SOURCE DATA =>
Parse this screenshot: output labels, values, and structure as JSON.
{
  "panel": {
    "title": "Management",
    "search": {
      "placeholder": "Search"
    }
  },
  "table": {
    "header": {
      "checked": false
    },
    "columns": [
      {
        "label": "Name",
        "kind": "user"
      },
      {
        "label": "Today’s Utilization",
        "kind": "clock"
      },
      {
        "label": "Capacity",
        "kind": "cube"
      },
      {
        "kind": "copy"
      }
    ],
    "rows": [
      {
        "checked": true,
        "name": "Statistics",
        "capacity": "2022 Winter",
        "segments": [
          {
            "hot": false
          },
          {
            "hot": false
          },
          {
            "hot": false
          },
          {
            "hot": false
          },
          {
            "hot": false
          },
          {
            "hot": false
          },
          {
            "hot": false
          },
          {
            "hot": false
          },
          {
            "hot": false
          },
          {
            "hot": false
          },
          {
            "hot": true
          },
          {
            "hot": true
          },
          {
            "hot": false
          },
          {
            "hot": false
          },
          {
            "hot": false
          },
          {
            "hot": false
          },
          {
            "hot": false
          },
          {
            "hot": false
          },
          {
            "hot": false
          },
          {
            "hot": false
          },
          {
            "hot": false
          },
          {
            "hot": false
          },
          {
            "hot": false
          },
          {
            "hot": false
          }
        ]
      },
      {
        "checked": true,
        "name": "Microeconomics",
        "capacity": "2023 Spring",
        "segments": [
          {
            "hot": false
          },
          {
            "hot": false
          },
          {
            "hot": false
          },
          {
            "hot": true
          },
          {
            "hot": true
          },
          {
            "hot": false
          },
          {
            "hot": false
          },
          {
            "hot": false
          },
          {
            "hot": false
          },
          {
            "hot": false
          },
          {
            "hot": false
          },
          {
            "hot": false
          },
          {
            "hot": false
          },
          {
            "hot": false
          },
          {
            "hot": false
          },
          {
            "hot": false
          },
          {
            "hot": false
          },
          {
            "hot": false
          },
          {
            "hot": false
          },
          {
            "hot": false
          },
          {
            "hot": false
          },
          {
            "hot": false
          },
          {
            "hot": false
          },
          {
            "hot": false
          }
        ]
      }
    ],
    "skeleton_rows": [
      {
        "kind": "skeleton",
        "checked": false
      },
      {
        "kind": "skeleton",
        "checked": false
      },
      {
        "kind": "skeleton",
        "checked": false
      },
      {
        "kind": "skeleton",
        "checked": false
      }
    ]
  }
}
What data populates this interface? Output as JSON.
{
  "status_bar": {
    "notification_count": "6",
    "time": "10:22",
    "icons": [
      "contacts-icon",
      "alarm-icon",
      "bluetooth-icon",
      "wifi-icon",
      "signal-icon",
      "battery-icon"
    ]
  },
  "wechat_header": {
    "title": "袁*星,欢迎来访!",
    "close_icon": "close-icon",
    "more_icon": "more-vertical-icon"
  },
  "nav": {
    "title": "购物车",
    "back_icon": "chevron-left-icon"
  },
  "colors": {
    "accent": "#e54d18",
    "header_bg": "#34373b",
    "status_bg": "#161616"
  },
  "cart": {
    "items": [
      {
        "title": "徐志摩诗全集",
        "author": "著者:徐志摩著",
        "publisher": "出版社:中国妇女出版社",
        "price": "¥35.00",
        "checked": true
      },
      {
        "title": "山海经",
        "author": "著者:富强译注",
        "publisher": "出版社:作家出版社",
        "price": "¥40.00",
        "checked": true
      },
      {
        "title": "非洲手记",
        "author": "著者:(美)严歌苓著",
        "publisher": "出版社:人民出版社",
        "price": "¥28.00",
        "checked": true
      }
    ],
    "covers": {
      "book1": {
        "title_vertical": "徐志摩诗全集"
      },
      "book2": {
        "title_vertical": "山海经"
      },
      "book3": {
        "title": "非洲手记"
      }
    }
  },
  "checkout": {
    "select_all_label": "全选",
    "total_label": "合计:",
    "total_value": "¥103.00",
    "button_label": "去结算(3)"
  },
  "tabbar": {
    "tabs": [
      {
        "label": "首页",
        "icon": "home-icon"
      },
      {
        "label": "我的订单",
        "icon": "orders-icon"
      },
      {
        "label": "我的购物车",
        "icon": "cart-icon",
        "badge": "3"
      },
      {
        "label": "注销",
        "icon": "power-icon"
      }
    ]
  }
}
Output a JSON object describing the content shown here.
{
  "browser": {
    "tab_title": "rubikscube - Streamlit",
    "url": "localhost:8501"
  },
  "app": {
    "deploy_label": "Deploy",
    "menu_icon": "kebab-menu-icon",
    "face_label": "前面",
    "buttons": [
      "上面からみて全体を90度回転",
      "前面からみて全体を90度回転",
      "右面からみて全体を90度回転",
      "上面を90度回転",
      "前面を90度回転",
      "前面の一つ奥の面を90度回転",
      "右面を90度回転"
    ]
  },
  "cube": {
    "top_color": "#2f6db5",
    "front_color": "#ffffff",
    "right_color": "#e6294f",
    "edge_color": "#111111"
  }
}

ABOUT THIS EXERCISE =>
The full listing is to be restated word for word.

RESPONSE TO THIS EXERCISE =>
Parse this screenshot: output labels, values, and structure as JSON.
{
  "panel": {
    "title": "Management",
    "search": {
      "placeholder": "Search"
    }
  },
  "table": {
    "header": {
      "checked": false
    },
    "columns": [
      {
        "label": "Name",
        "kind": "user"
      },
      {
        "label": "Today’s Utilization",
        "kind": "clock"
      },
      {
        "label": "Capacity",
        "kind": "cube"
      },
      {
        "kind": "copy"
      }
    ],
    "rows": [
      {
        "checked": true,
        "name": "Statistics",
        "capacity": "2022 Winter",
        "segments": [
          {
            "hot": false
          },
          {
            "hot": false
          },
          {
            "hot": false
          },
          {
            "hot": false
          },
          {
            "hot": false
          },
          {
            "hot": false
          },
          {
            "hot": false
          },
          {
            "hot": false
          },
          {
            "hot": false
          },
          {
            "hot": false
          },
          {
            "hot": true
          },
          {
            "hot": true
          },
          {
            "hot": false
          },
          {
            "hot": false
          },
          {
            "hot": false
          },
          {
            "hot": false
          },
          {
            "hot": false
          },
          {
            "hot": false
          },
          {
            "hot": false
          },
          {
            "hot": false
          },
          {
            "hot": false
          },
          {
            "hot": false
          },
          {
            "hot": false
          },
          {
            "hot": false
          }
        ]
      },
      {
        "checked": true,
        "name": "Microeconomics",
        "capacity": "2023 Spring",
        "segments": [
          {
            "hot": false
          },
          {
            "hot": false
          },
          {
            "hot": false
          },
          {
            "hot": true
          },
          {
            "hot": true
          },
          {
            "hot": false
          },
          {
            "hot": false
          },
          {
            "hot": false
          },
          {
            "hot": false
          },
          {
            "hot": false
          },
          {
            "hot": false
          },
          {
            "hot": false
          },
          {
            "hot": false
          },
          {
            "hot": false
          },
          {
            "hot": false
          },
          {
            "hot": false
          },
          {
            "hot": false
          },
          {
            "hot": false
          },
          {
            "hot": false
          },
          {
            "hot": false
          },
          {
            "hot": false
          },
          {
            "hot": false
          },
          {
            "hot": false
          },
          {
            "hot": false
          }
        ]
      }
    ],
    "skeleton_rows": [
      {
        "kind": "skeleton",
        "checked": false
      },
      {
        "kind": "skeleton",
        "checked": false
      },
      {
        "kind": "skeleton",
        "checked": false
      },
      {
        "kind": "skeleton",
        "checked": false
      }
    ]
  }
}
What data populates this interface? Output as JSON.
{
  "status_bar": {
    "notification_count": "6",
    "time": "10:22",
    "icons": [
      "contacts-icon",
      "alarm-icon",
      "bluetooth-icon",
      "wifi-icon",
      "signal-icon",
      "battery-icon"
    ]
  },
  "wechat_header": {
    "title": "袁*星,欢迎来访!",
    "close_icon": "close-icon",
    "more_icon": "more-vertical-icon"
  },
  "nav": {
    "title": "购物车",
    "back_icon": "chevron-left-icon"
  },
  "colors": {
    "accent": "#e54d18",
    "header_bg": "#34373b",
    "status_bg": "#161616"
  },
  "cart": {
    "items": [
      {
        "title": "徐志摩诗全集",
        "author": "著者:徐志摩著",
        "publisher": "出版社:中国妇女出版社",
        "price": "¥35.00",
        "checked": true
      },
      {
        "title": "山海经",
        "author": "著者:富强译注",
        "publisher": "出版社:作家出版社",
        "price": "¥40.00",
        "checked": true
      },
      {
        "title": "非洲手记",
        "author": "著者:(美)严歌苓著",
        "publisher": "出版社:人民出版社",
        "price": "¥28.00",
        "checked": true
      }
    ],
    "covers": {
      "book1": {
        "title_vertical": "徐志摩诗全集"
      },
      "book2": {
        "title_vertical": "山海经"
      },
      "book3": {
        "title": "非洲手记"
      }
    }
  },
  "checkout": {
    "select_all_label": "全选",
    "total_label": "合计:",
    "total_value": "¥103.00",
    "button_label": "去结算(3)"
  },
  "tabbar": {
    "tabs": [
      {
        "label": "首页",
        "icon": "home-icon"
      },
      {
        "label": "我的订单",
        "icon": "orders-icon"
      },
      {
        "label": "我的购物车",
        "icon": "cart-icon",
        "badge": "3"
      },
      {
        "label": "注销",
        "icon": "power-icon"
      }
    ]
  }
}
Output a JSON object describing the content shown here.
{
  "browser": {
    "tab_title": "rubikscube - Streamlit",
    "url": "localhost:8501"
  },
  "app": {
    "deploy_label": "Deploy",
    "menu_icon": "kebab-menu-icon",
    "face_label": "前面",
    "buttons": [
      "上面からみて全体を90度回転",
      "前面からみて全体を90度回転",
      "右面からみて全体を90度回転",
      "上面を90度回転",
      "前面を90度回転",
      "前面の一つ奥の面を90度回転",
      "右面を90度回転"
    ]
  },
  "cube": {
    "top_color": "#2f6db5",
    "front_color": "#ffffff",
    "right_color": "#e6294f",
    "edge_color": "#111111"
  }
}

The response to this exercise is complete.